Eventually, though, most observers believe that Japan will have to raise taxes to rein in the runaway national debt. Although Koizumi promised to cut government spending, under his watch Japan's debt has risen from 130% of GDP to 150% (vs. 36% in the U.S.). Defusing the debt bomb poses a major challenge, especially in light of Japan's declining birth rates and shrinking population--structural problems about which business and government leaders have done little more than wring their hands. Policymakers reject even the most anodyne proposals to take in more immigrant labor. Instead, Koizumi has been focusing on privatizing the postal system--a worthy effort, no doubt, but one unlikely to yield tangible benefits for the larger economy for years to come.

For all its failings, Japan has made a comeback. The current recovery may lack the blockbuster drama of the late 1980s, but unlike that expansion, this one seems sustainable. With a steady growth rate of 2%, Japan will remain a potentially lucrative market that foreign multinationals--and U.S. governors--neglect at their peril. Ask Californians, who do more than $1 billion in trade with Japan and have seen Japanese tourist visits plunge to 600,000 last year from 1.2 million in 2000. Schwarzenegger, who's also hoping to persuade Toyota to build a Prius plant in the state, faults his predecessor, Gray Davis, for closing California's trade and investment office in Tokyo. Shuwa-chan wants it reopened and knows just where to find the cash: rich Japanese companies, of course.
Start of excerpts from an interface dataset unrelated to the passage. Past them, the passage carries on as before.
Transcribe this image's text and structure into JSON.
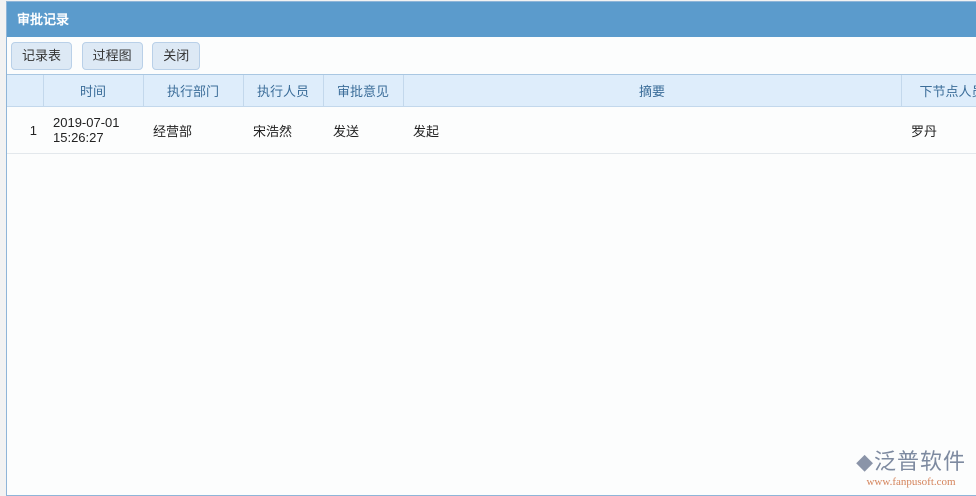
{
  "window": {
    "title": "审批记录"
  },
  "toolbar": {
    "record_table": "记录表",
    "process_chart": "过程图",
    "close": "关闭"
  },
  "table": {
    "headers": [
      "",
      "时间",
      "执行部门",
      "执行人员",
      "审批意见",
      "摘要",
      "下节点人员"
    ],
    "rows": [
      {
        "num": "1",
        "time_date": "2019-07-01",
        "time_clock": "15:26:27",
        "dept": "经营部",
        "person": "宋浩然",
        "opinion": "发送",
        "summary": "发起",
        "next": "罗丹"
      }
    ]
  },
  "logo": {
    "name": "泛普软件",
    "url": "www.fanpusoft.com"
  }
}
He's offering to do television commercials for them on his next visit. "It's quick money," he boasted. "You work for a day, and you have a trade office open and enough money for several years." Depend on it: He'll be back.